In light of the foregoing discussion, the court orders the KDOR defendants to notify the court, by filing a Notice through the court's ECF system on or before Monday, June 8, 2015, whether they desires to have the court vacate its prior rulings on the merits or whether they elect to waive the insufficient service defense.

IT IS THEREFORE ORDERED BY THE COURT THAT the KDOR defendants' motion to reconsider (doc. 57) that portion of the court's memorandum and order in which the court concluded, based on Local Rule 5.1(d)(2) and K.S.A. § 60-203(c), that service had been effected is granted.

IT IS FURTHER ORDERED BY THE COURT THAT plaintiffs' second motion for extension of time to obtain service (doc. 39) is granted. Plaintiffs must obtain proper service of the summons and the second amended complaint no later than July 28, 2015. No further extensions are contemplated.

IT IS FURTHER ORDERED BY THE COURT THAT Ms. Purney-Crider, Ms. Jackson and Ms. Wilson shall notify the court on or before Monday, June 8, 2015 as to whether they desire to have the court vacate its prior rulings on the merits or whether they elects to waive the insufficient service defense. In the meantime, Ms. Purney-Crider, Ms. Jackson and Ms. Wilson's motion for extension of time to file a notice of appeal (doc. 65) remains under advisement.

IT IS SO ORDERED.


Buy This Entire Record For $7.95

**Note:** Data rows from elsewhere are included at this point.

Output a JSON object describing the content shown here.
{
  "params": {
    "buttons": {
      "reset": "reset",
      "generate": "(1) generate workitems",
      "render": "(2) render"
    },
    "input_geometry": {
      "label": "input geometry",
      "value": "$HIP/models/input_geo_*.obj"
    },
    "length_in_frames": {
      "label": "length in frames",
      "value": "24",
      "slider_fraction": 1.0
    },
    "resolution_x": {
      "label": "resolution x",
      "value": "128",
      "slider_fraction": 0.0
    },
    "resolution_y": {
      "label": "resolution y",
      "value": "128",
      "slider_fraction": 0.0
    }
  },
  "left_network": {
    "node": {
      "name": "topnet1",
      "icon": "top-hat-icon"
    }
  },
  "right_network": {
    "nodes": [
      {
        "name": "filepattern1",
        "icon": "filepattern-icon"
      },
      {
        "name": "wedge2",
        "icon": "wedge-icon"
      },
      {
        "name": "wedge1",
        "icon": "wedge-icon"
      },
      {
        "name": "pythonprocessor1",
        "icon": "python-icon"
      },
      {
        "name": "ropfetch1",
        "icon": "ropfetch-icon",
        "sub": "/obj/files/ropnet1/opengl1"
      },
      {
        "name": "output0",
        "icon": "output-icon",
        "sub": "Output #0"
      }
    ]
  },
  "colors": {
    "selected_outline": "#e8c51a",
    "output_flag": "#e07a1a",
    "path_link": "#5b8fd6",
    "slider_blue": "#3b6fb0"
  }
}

Official citation and/or docket number and footnotes (if any) for this case available with purchase.

Learn more about what you receive with purchase of this case.